Confederated Salish and Kootenai Tribes accept the first ever Ted Smith Award for Collaborative Conservation at a ceremony in Missoula, Montana.

Conservation groups get far more done collaboratively than they ever would alone.

It's a truth that all effective conservationists recognize, and it's why we created the Ted Smith Award for Collaborative Conservationnamed after one of the foremost practitioners of working collectively. 

On May 8, at the University of Montana, Y2Y presented the inaugural Ted Smith Award to representatives of the Confederated Salish and Kootenai Tribes (CSKT), for their extensive and collaborative conservation efforts in their traditional homeland.

Dale Becker, head biologist for the CSKT Wildlife Management Department, along with Leonard Gray and Lloyd Irvine, both Tribal Council members, accepted the award on behalf of CSKT.

The award honors the Tribes’ extensive conservation efforts, such as creating the first tribally-established wilderness in the U.S., which includes a grizzly bear conservation area in the Mission Mountains.

The award also recognizes CSKT’s work in designing and building extensive wildlife crossings on highways across the Flathead Reservation, especially on Montana’s Route 93, as well as their success in re-introducing trumpeter swans to the region.

A group of trumpeter swans about to be re-introduced back into their traditional habitat on the Flathead Reservation. Photo: CSKT.

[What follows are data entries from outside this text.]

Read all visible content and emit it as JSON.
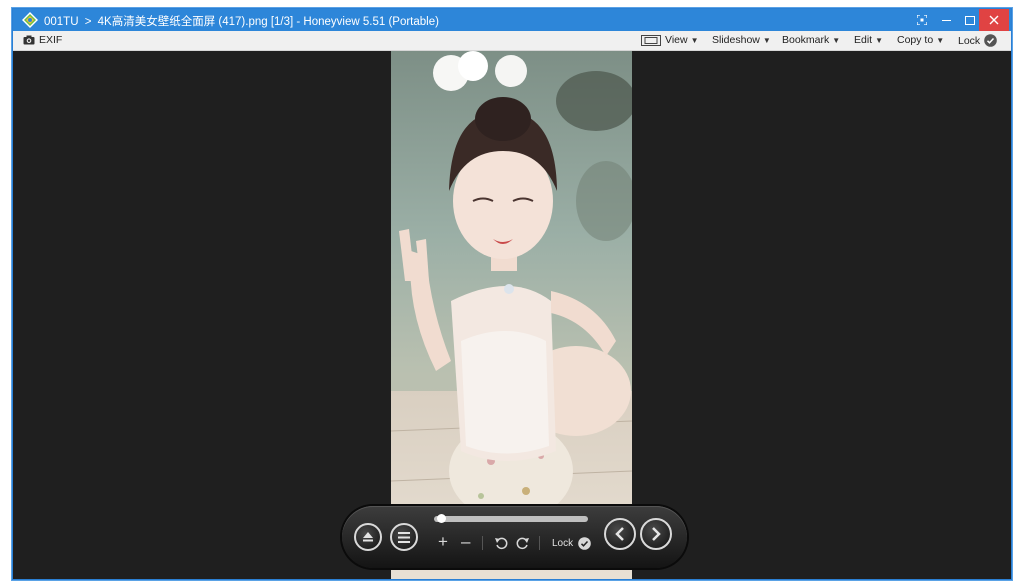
{
  "window": {
    "folder": "001TU",
    "separator": ">",
    "file_title": "4K高清美女壁纸全面屏 (417).png [1/3] - Honeyview 5.51 (Portable)",
    "accent_color": "#2d86d9",
    "close_color": "#e04343"
  },
  "toolbar": {
    "exif_label": "EXIF",
    "view_label": "View",
    "slideshow_label": "Slideshow",
    "bookmark_label": "Bookmark",
    "edit_label": "Edit",
    "copyto_label": "Copy to",
    "lock_label": "Lock"
  },
  "controls": {
    "lock_label": "Lock",
    "progress": 0.02,
    "icons": [
      "eject-icon",
      "menu-icon",
      "zoom-in-icon",
      "zoom-out-icon",
      "rotate-left-icon",
      "rotate-right-icon",
      "lock-check-icon",
      "previous-icon",
      "next-icon"
    ]
  },
  "image": {
    "description_icon": "photo"
  }
}
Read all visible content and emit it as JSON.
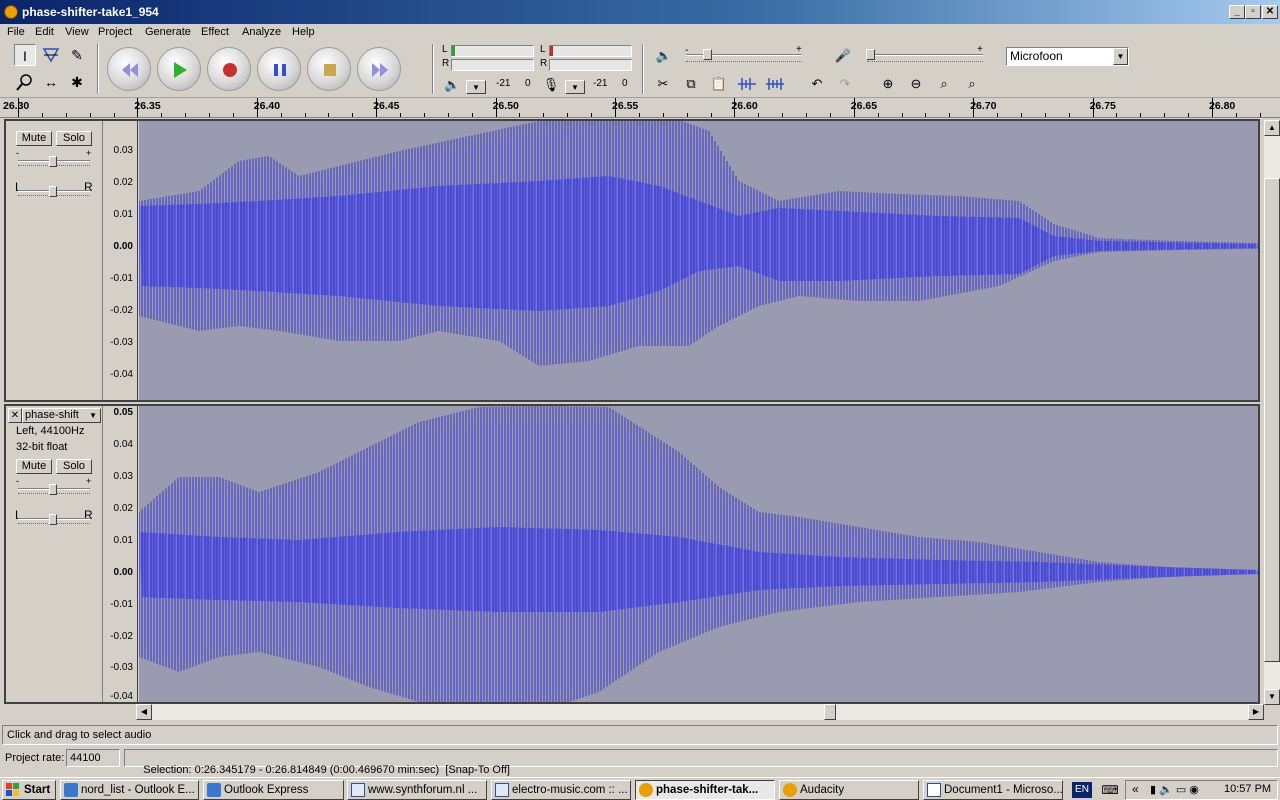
{
  "window": {
    "title": "phase-shifter-take1_954",
    "buttons": {
      "minimize": "_",
      "maximize": "▫",
      "close": "✕"
    }
  },
  "menu": [
    "File",
    "Edit",
    "View",
    "Project",
    "Generate",
    "Effect",
    "Analyze",
    "Help"
  ],
  "meters": {
    "play_left": "L",
    "play_right": "R",
    "rec_left": "L",
    "rec_right": "R",
    "play_scale_a": "-21",
    "play_scale_b": "0",
    "rec_scale_a": "-21",
    "rec_scale_b": "0"
  },
  "mixer": {
    "output_minus": "-",
    "output_plus": "+",
    "input_minus": "-",
    "input_plus": "+"
  },
  "input_device": "Microfoon",
  "ruler": {
    "labels": [
      "26.30",
      "26.35",
      "26.40",
      "26.45",
      "26.50",
      "26.55",
      "26.60",
      "26.65",
      "26.70",
      "26.75",
      "26.80"
    ]
  },
  "track1": {
    "mute": "Mute",
    "solo": "Solo",
    "gain_minus": "-",
    "gain_plus": "+",
    "pan_left": "L",
    "pan_right": "R",
    "vruler": [
      "0.03",
      "0.02",
      "0.01",
      "0.00",
      "-0.01",
      "-0.02",
      "-0.03",
      "-0.04"
    ]
  },
  "track2": {
    "name": "phase-shift",
    "info1": "Left, 44100Hz",
    "info2": "32-bit float",
    "mute": "Mute",
    "solo": "Solo",
    "gain_minus": "-",
    "gain_plus": "+",
    "pan_left": "L",
    "pan_right": "R",
    "vruler": [
      "0.05",
      "0.04",
      "0.03",
      "0.02",
      "0.01",
      "0.00",
      "-0.01",
      "-0.02",
      "-0.03",
      "-0.04"
    ]
  },
  "status": {
    "hint": "Click and drag to select audio",
    "rate_label": "Project rate:",
    "rate_value": "44100",
    "selection": "Selection: 0:26.345179 - 0:26.814849 (0:00.469670 min:sec)  [Snap-To Off]"
  },
  "taskbar": {
    "start": "Start",
    "tasks": [
      "nord_list - Outlook E...",
      "Outlook Express",
      "www.synthforum.nl ...",
      "electro-music.com :: ...",
      "phase-shifter-tak...",
      "Audacity",
      "Document1 - Microso..."
    ],
    "lang": "EN",
    "clock": "10:57 PM"
  }
}
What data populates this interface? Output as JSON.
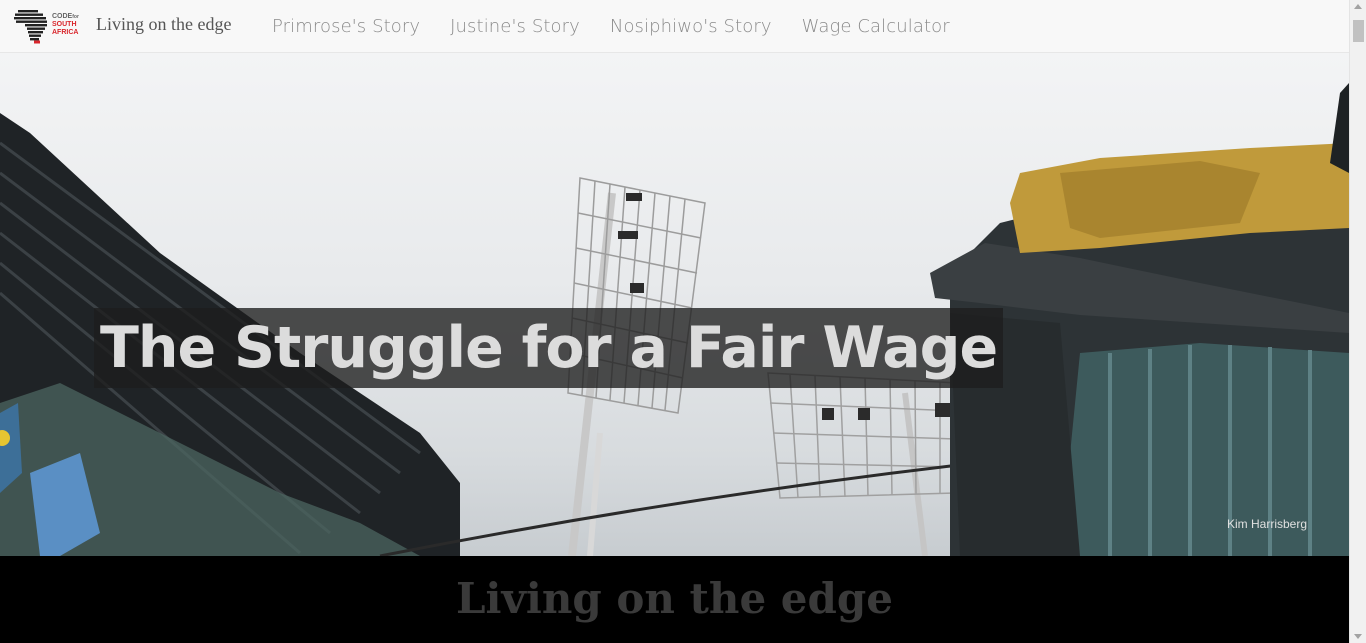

Y2Y Co-Chairs David Thomson and Bill Weber, along with Interim President Wendy Francis, were on hand to congratulate the Tribe members on their award.

“By committing to collective action, CSKT has championed the spirit of collaboration that epitomized Ted Smith’s life and work,” said Francis. “They have shown just how much we can accomplish if they share a common overarching vision and work together collectively to make it happen.”

In 2014, Y2Y established the annual Ted Smith Award for Conservation Collaboration to commemorate his life and achievements, and his unwavering focus on working collectively toward shared goals.

Ted Smith’s active and passionate support was critical in advancing the Yellowstone to Yukon vision, and in the early founding of Y2Y.

A visionary thinker in the North American conservation community, Ted Smith played a key role in advancing the Yellowstone to Yukon vision. He remained a key supporter of Y2Y until his untimely death in 2012, while hiking in the Mission Mountains, east of his beloved Flathead Lake, Montana.

The annual Ted Smith Award is granted to individuals or groups that collaboratively contribute to long-term conservation in the Yellowstone to Yukon region.

Y2Y sincerely thanks CSKT for making a huge collective impact, and for being a positive example for other communities and groups in the region.